__BRIEF__. A single number is wanted: how many lines of the data include the string "icon".

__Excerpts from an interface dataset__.
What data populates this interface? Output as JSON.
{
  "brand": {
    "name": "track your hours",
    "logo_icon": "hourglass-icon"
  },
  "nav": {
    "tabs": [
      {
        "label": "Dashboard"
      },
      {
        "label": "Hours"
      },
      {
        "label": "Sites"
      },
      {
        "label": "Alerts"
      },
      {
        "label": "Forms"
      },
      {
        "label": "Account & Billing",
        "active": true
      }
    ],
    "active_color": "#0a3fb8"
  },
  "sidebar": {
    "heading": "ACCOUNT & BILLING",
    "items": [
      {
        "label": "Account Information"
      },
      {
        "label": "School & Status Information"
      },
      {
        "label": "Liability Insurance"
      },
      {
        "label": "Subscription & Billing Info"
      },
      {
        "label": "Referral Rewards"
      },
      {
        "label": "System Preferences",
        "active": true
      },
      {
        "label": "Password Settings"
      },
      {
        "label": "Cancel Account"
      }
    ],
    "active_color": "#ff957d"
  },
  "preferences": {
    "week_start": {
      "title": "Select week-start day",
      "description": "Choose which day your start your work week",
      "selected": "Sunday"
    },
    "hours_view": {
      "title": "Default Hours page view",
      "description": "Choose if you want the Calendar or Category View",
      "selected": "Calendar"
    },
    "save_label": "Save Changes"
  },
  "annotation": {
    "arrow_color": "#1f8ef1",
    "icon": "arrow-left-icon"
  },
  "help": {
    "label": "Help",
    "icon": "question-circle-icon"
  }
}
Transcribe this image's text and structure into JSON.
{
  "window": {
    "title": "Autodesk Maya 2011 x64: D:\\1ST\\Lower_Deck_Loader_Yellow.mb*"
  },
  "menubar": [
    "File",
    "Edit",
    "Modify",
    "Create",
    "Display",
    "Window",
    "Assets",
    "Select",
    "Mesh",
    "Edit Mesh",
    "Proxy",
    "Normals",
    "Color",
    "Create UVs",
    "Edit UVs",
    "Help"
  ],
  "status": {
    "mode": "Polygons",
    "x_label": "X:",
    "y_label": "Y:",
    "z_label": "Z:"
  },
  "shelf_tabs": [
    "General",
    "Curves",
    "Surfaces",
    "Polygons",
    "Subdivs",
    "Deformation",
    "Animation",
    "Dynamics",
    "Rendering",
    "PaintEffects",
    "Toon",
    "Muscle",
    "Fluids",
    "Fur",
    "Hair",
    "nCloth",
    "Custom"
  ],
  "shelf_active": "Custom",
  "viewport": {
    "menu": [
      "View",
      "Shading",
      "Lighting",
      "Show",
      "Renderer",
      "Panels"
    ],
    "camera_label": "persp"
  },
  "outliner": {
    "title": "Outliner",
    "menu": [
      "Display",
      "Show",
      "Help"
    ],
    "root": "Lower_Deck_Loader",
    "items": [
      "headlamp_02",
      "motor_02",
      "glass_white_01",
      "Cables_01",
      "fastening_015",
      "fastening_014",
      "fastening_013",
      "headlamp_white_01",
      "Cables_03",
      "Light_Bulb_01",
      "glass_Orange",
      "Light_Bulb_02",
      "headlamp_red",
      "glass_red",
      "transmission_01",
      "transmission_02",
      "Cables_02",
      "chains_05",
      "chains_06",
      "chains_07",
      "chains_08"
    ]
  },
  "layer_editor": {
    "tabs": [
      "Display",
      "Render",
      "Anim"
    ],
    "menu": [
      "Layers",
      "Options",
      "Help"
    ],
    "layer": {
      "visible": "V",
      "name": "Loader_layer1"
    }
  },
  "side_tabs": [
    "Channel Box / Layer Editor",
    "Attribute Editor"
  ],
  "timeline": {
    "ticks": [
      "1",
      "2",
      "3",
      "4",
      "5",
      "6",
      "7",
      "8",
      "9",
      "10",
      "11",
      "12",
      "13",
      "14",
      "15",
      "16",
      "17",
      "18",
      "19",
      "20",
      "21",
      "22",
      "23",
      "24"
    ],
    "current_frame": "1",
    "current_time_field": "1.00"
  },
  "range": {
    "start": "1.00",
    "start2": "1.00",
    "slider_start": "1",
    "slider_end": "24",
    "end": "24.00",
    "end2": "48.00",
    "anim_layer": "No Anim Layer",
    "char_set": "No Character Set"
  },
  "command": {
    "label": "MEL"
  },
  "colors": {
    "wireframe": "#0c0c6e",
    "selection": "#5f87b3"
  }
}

__RESULT__. 3